If you’re interested in getting away from the crowds and the high prices of national parks, you may want to consider a trip to one of the many state parks in California. The state has a variety of campgrounds for every budget, including campsites that allow alcohol near the campsites and in picnic areas. You can also find sites that have no hookups, but all are primitive. The numbers on the sign indicate the number of reservable sites.
The cost to camp in a California state park is $35 – $65 per night, including camping fees. There is an online reservation fee of $7. Tent sites are cheaper than RV sites with hookups, and campgrounds for RVs are more expensive. These campgrounds are popular, so reservations are recommended at least six months ahead. You can also book your campsite on a daily rolling schedule or last-minute.
The cost of primitive camping in California state parks varies widely. At the Anza-Borrego Desert State Park, for example, you can stay for free in one of the eight primitive campgrounds. The cost of a primitive campsite is free, while a developed campground is $15-$35 per night. A primitive campsite does not have picnic tables, but it still has vault toilets. Fish Creek Campground is one of the most developed campgrounds in the state park, with six sites and fire rings.
Depending on your budget, you can choose from one of the state parks in the country. In California, you can choose between camping in a national park or one in a state park. Camping in California state parks is inexpensive if you consider the benefits. A single night at one of these parks is well worth the small amount you’ll spend. And if you’re willing to pay a little extra for the convenience, you’ll be able to spend time hiking and exploring the park.

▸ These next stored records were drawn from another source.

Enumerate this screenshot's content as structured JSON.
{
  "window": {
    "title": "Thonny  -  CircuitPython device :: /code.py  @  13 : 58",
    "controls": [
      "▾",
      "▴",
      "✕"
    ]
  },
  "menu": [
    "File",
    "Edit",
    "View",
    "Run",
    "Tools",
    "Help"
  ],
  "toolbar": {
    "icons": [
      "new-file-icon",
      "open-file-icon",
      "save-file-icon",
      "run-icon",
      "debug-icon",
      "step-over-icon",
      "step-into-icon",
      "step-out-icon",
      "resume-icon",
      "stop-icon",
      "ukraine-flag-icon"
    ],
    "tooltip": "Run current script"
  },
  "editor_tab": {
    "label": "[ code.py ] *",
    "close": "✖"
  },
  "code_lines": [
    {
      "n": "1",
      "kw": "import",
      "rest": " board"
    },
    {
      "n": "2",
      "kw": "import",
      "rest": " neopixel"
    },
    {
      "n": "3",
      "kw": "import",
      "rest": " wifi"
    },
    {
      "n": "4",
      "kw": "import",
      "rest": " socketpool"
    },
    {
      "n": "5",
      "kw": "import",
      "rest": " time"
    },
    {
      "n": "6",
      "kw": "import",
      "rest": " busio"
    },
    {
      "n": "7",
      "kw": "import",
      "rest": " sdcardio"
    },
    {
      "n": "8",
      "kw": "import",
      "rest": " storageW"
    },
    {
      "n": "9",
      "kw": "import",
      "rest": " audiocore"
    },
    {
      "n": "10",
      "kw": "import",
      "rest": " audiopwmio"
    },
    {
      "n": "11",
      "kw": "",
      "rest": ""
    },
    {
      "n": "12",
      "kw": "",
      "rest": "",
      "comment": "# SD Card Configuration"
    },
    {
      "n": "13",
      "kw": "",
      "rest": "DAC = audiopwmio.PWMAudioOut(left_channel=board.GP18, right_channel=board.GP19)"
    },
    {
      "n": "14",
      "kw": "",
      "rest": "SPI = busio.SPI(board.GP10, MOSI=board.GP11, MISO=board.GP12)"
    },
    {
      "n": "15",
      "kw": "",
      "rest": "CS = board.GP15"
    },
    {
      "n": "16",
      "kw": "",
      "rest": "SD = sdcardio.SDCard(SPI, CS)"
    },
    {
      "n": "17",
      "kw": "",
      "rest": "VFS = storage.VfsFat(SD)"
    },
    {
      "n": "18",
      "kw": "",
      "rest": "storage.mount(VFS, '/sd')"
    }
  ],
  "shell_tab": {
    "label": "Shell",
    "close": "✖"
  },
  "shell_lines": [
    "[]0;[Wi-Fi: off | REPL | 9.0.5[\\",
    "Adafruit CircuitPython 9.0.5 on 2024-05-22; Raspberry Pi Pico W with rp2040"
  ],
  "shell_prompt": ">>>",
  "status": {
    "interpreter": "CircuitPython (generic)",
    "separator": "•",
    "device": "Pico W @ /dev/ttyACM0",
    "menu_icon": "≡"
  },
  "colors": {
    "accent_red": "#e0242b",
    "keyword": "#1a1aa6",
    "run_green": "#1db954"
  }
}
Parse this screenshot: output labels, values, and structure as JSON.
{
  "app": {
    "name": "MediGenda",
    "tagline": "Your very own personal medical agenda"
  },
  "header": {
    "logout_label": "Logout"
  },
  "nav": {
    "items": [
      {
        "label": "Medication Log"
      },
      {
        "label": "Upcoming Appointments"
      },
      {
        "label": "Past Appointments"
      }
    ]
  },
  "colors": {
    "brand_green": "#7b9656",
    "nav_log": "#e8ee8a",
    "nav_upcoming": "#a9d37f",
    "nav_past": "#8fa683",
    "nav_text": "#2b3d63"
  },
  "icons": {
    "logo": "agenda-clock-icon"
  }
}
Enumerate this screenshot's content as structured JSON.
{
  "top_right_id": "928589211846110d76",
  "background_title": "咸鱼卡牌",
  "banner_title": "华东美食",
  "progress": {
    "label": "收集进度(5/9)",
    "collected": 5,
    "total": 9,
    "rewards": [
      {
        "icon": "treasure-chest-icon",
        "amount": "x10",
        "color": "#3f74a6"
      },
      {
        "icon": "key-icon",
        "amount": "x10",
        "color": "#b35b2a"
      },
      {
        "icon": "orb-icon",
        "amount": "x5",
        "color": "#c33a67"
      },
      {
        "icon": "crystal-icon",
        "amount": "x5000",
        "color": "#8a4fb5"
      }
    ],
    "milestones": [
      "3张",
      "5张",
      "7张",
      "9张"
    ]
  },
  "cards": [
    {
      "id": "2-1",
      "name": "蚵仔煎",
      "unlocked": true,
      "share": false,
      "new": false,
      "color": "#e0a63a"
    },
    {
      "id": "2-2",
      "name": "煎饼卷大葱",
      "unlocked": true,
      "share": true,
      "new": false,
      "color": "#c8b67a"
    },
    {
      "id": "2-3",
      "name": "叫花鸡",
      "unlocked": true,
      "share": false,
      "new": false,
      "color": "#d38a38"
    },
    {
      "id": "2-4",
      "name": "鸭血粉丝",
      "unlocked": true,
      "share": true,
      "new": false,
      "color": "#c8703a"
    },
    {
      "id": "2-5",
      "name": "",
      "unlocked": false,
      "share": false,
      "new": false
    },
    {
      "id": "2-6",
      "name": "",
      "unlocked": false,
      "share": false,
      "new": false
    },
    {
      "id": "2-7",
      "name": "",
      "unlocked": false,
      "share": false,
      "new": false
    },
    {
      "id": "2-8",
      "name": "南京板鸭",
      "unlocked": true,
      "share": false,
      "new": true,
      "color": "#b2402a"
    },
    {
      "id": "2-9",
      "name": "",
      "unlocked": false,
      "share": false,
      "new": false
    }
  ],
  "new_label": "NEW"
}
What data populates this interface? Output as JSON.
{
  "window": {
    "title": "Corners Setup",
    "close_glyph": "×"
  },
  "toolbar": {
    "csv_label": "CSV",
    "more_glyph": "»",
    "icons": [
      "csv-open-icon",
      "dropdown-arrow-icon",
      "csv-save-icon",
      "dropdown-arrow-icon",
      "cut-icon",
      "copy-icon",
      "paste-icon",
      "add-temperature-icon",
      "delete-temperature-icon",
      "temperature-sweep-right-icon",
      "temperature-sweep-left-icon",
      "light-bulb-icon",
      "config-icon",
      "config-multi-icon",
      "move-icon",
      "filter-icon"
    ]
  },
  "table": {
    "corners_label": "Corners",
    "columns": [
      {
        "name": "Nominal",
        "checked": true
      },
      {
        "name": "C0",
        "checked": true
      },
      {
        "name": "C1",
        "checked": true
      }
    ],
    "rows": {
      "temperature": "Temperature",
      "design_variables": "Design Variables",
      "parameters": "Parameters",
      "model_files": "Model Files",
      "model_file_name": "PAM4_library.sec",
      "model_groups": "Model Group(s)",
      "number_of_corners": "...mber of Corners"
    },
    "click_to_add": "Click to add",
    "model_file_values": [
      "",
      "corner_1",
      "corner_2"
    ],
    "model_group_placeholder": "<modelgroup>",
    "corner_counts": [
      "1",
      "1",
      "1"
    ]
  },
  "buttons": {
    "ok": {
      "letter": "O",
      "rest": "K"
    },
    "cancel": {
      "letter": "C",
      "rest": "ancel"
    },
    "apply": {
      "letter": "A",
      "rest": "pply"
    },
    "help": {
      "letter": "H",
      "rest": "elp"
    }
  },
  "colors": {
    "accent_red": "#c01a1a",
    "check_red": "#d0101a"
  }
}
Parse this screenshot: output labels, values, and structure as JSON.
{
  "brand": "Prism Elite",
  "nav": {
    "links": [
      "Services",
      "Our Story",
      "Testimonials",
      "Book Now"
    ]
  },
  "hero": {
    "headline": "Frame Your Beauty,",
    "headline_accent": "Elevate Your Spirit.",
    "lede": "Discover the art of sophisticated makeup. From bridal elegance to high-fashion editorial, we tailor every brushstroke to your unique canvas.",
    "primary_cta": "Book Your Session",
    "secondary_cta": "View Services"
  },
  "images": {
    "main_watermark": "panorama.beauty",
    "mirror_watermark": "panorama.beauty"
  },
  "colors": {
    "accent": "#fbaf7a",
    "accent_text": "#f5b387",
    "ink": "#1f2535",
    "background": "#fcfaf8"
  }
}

Where to go
If you’re looking for a camping spot in a state park but don’t want to have to deal with a crowded campsite, you can try out one of the many primitive campsites in California state parks. While you won’t find water in these sites, they do offer beautiful scenery and opportunities for outdoor recreation. Located between Granite Mountain and Whale Peak, Blair Valley Campground has four hiking trails and features regional plants and wildflowers such as Mojave yucca and windflower. You’ll also be able to observe wildlife such as prairie falcons and golden eagles as you enjoy the beautiful scenery.
Another great place to go for primitive camping in California is on federally-protected land, such as national forests and national monuments. These are often located off service roads and may not have any camping areas. Nonetheless, if you’re on a tight budget and still want to experience the wilderness, these state parks and national monuments are worth checking out. You can also camp in a national park if you don’t want to spend a fortune on a campsite.
A popular spot for glamping is the Channel Islands National Park, which is a 1.5-hour ferry ride from San Francisco. The park features five islands, each with their own unique character and charm. There are also a number of small campgrounds in the park. The easiest one is Scorpion Canyon, which is only a half-mile away from the dock. It offers an idyllic setting, serenity, and the sweeping views of the Pacific Ocean.
Another great place for dispersed camping in California state parks is the Bureau of Land Management. This public land agency manages over 18 National Forests throughout California, including two on the Oregon border. In fact, California has more national forests than any other state in the union. Only the Angeles National Forest is exempt from dispersed camping. The other seventeen forests, however, do allow dispersed camping. It’s best to look for a site that allows dispersed camping.